The number of lines holding the string "value" is all that is wanted; count them in the records below.

Data about app and page elements:
________________
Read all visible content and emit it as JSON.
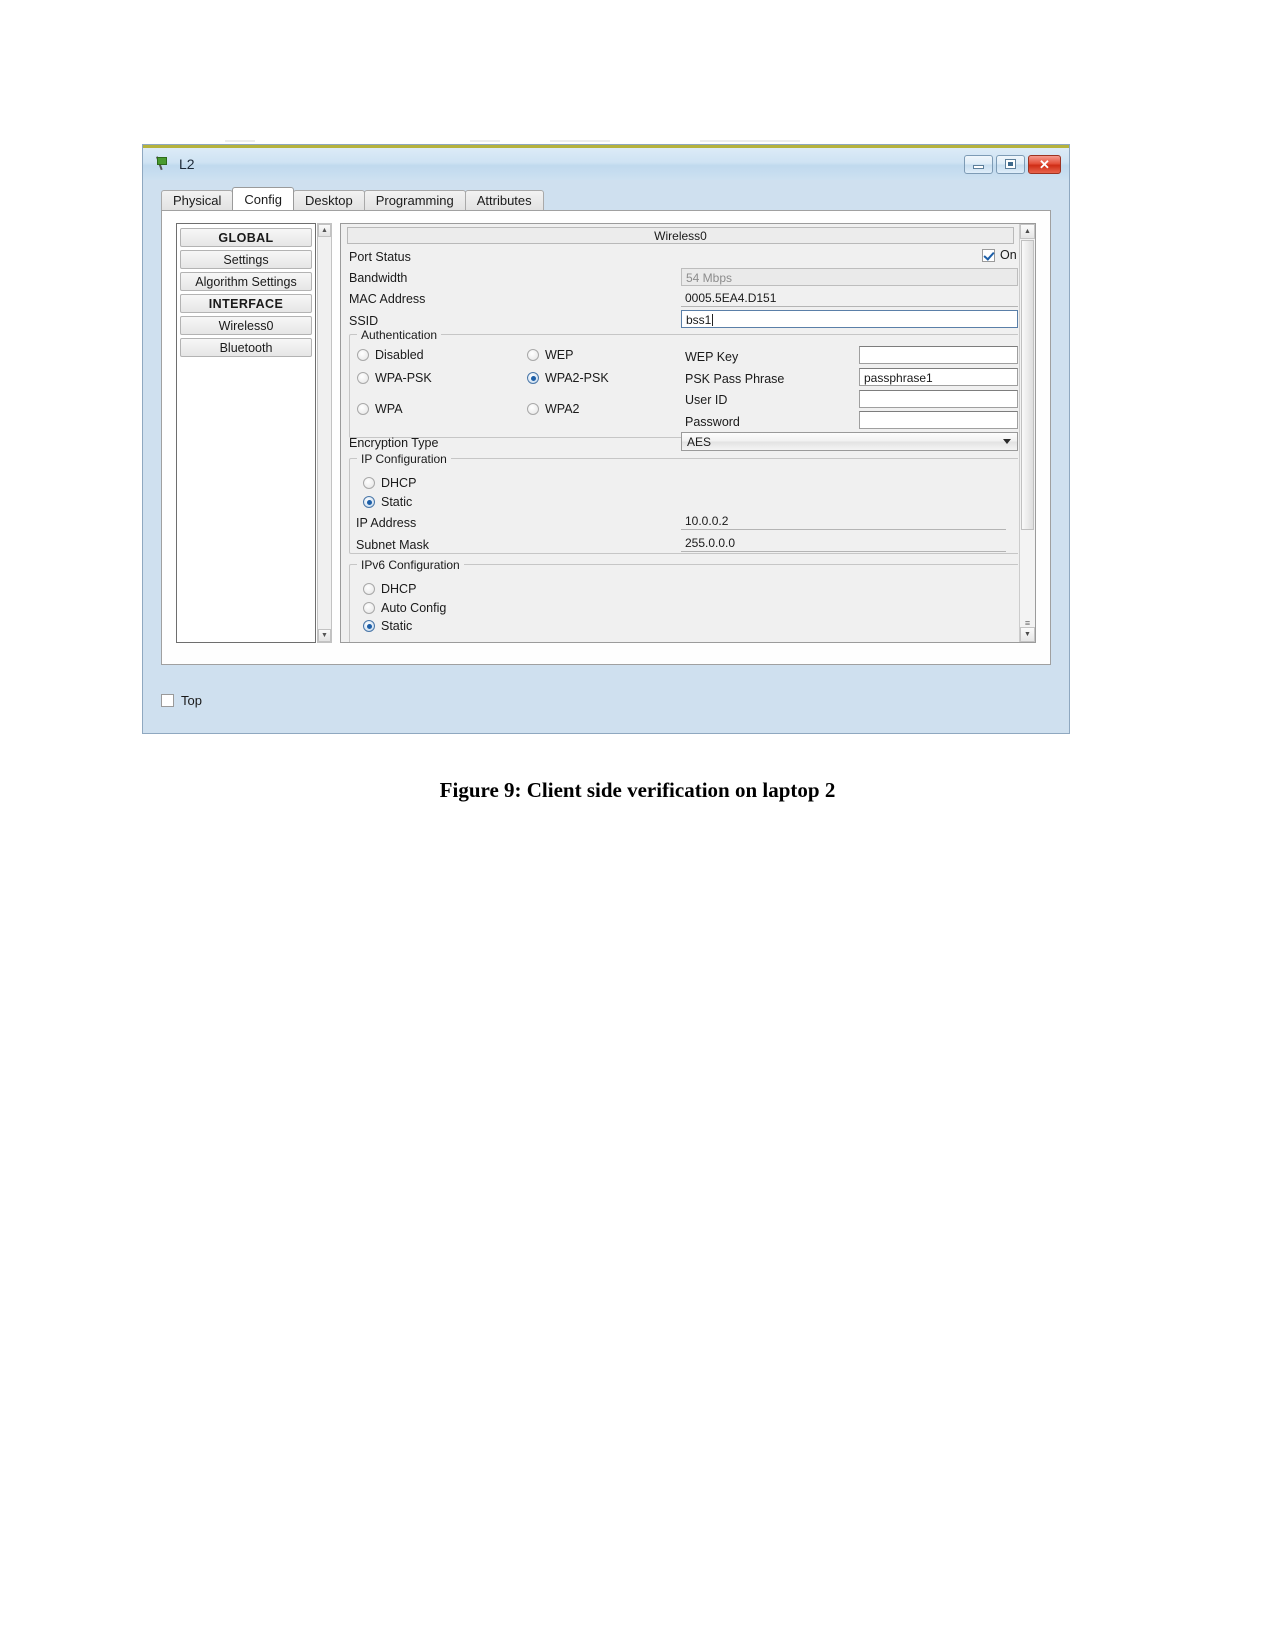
{
  "window": {
    "title": "L2",
    "icon": "node-flag-icon",
    "buttons": {
      "minimize": "–",
      "maximize": "□",
      "close": "✕"
    }
  },
  "tabs": [
    {
      "label": "Physical",
      "active": false
    },
    {
      "label": "Config",
      "active": true
    },
    {
      "label": "Desktop",
      "active": false
    },
    {
      "label": "Programming",
      "active": false
    },
    {
      "label": "Attributes",
      "active": false
    }
  ],
  "sidebar": {
    "items": [
      {
        "label": "GLOBAL",
        "kind": "section"
      },
      {
        "label": "Settings",
        "kind": "item"
      },
      {
        "label": "Algorithm Settings",
        "kind": "item"
      },
      {
        "label": "INTERFACE",
        "kind": "section"
      },
      {
        "label": "Wireless0",
        "kind": "item"
      },
      {
        "label": "Bluetooth",
        "kind": "item"
      }
    ]
  },
  "panel": {
    "interface_title": "Wireless0",
    "port_status": {
      "label": "Port Status",
      "checkbox_label": "On",
      "checked": true
    },
    "bandwidth": {
      "label": "Bandwidth",
      "value": "54 Mbps",
      "disabled": true
    },
    "mac_address": {
      "label": "MAC Address",
      "value": "0005.5EA4.D151"
    },
    "ssid": {
      "label": "SSID",
      "value": "bss1"
    },
    "authentication": {
      "title": "Authentication",
      "options": [
        {
          "label": "Disabled",
          "selected": false
        },
        {
          "label": "WEP",
          "selected": false
        },
        {
          "label": "WPA-PSK",
          "selected": false
        },
        {
          "label": "WPA2-PSK",
          "selected": true
        },
        {
          "label": "WPA",
          "selected": false
        },
        {
          "label": "WPA2",
          "selected": false
        }
      ],
      "fields": [
        {
          "label": "WEP Key",
          "value": ""
        },
        {
          "label": "PSK Pass Phrase",
          "value": "passphrase1"
        },
        {
          "label": "User ID",
          "value": ""
        },
        {
          "label": "Password",
          "value": ""
        }
      ]
    },
    "encryption_type": {
      "label": "Encryption Type",
      "value": "AES"
    },
    "ip_configuration": {
      "title": "IP Configuration",
      "modes": [
        {
          "label": "DHCP",
          "selected": false
        },
        {
          "label": "Static",
          "selected": true
        }
      ],
      "ip_address": {
        "label": "IP Address",
        "value": "10.0.0.2"
      },
      "subnet_mask": {
        "label": "Subnet Mask",
        "value": "255.0.0.0"
      }
    },
    "ipv6_configuration": {
      "title": "IPv6 Configuration",
      "modes": [
        {
          "label": "DHCP",
          "selected": false
        },
        {
          "label": "Auto Config",
          "selected": false
        },
        {
          "label": "Static",
          "selected": true
        }
      ]
    }
  },
  "bottom": {
    "top_checkbox_label": "Top",
    "checked": false
  },
  "caption": "Figure 9: Client side verification on laptop 2",
  "colors": {
    "titlebar": "#cfe3f3",
    "accent": "#1d5fa8",
    "close_button": "#cf2d16",
    "top_stripe": "#b5b23c"
  }
}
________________
§ **REPLY TO THE TASK**
10